Tightly-coupled collaborative human-robot teams
Project lead: Monica Nicolescu
Summary: The goal of this project is to investigate the development of control architectures that enable robots to perform complex tasks in tight collaboration with human teammates. In collaborative domains, in addition to being capable of performing a wide range of tasks, a successful robot team member should take actions that are supportive of and that enhance collaborations. Prior research has investigated the problem of coordinating human-robot teamwork in the context of loosely coupled tasks. However, in practical applications, such as construction, household, assistive domains, a wide range of tasks require a tightly-coupled coordination of teammates. This poses significant challenges related to synchronization of the agents' actions as well as the actual task execution, as teammates need to adjust their actions to each other. The problem of coordinated task execution has been widely addressed in the context of teams consisting only of robot systems. While coordination in a multi-robot system can be achieved through direct messaging across the team, the communication between robots and human teammates has to account for the differences in representations and communication that exist between. In addition, current bidextrous humanoid robotic platforms such as Baxter and PR2, enable the development of multitasking capabilities, in which the robots may concurrently use their two arms as well as the mobile base (when applicable). In the context of tightly-coupled interactions, enabling a robot to multitask raises challenges related to autonomous allocation and coordination of a robot's own actuators in order to avoid conflicting actions. If the robot is working alongside a human teammate, the coordination and synchronization problems become even more complex as they require the ability to perceive/classify the human's actions as well as having an awareness of the task progress and pace. To address the above challenges, this project will investigate the development of robot coordination skills necessary for effective participation in teamwork in tightly-coupled domains.

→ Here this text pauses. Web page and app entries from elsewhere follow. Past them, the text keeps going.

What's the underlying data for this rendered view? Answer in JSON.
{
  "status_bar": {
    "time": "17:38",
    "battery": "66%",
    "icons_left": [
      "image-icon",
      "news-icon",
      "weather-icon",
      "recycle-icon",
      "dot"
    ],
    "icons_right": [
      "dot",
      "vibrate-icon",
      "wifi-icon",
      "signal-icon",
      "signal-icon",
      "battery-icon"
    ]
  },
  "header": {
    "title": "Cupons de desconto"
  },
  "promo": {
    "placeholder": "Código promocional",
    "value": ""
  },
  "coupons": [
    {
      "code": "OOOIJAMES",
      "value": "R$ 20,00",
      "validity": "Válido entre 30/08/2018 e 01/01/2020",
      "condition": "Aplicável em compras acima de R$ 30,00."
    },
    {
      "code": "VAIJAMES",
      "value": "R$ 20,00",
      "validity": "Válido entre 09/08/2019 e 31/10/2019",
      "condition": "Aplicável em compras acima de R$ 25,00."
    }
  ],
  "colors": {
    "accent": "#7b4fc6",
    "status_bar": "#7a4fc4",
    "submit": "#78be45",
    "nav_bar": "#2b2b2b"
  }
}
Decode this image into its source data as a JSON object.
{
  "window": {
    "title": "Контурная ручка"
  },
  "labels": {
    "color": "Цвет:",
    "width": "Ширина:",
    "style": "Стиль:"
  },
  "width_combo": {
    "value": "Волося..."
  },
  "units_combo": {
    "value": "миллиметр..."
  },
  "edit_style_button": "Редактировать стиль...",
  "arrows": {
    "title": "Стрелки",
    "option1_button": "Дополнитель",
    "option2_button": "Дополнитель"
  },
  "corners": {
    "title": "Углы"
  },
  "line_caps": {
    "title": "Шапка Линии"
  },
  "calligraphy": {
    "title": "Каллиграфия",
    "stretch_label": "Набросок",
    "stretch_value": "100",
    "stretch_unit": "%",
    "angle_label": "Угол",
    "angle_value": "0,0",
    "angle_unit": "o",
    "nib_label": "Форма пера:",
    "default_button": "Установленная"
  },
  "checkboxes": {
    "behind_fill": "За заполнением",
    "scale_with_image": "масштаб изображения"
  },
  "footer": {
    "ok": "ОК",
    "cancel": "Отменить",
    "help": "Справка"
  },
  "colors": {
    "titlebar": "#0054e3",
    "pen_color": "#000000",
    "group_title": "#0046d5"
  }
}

In particular, we will address the following problems:
- develop single-robot multi-tasking capabilities for bidextrous (and mobile) robots
- develop perceptual skills for real-time classification of human behavior and its pace
- design architectural control mechanisms for synchronization and adaptation of behavior execution for heterogeneous human-robot systems.
Student involvement: The students will begin by studying related work that describes our supporting research, move on to writing simple controllers using our architecture, then proceed to study robot control systems already developed in our group. After this initial stage, the students will proceed with selecting a relevant aspect of multi-agent coordination from the three problem areas listed above. The newly developed capabilities will then be tested on physical robots (Baxter, PR2) performing tasks that require tightly-coupled coordination together with human teammates. This will provide the students with a solid understanding of robot control practices, as well as the challenges of real-time perception and of controlling multi-agent heterogeneous teams.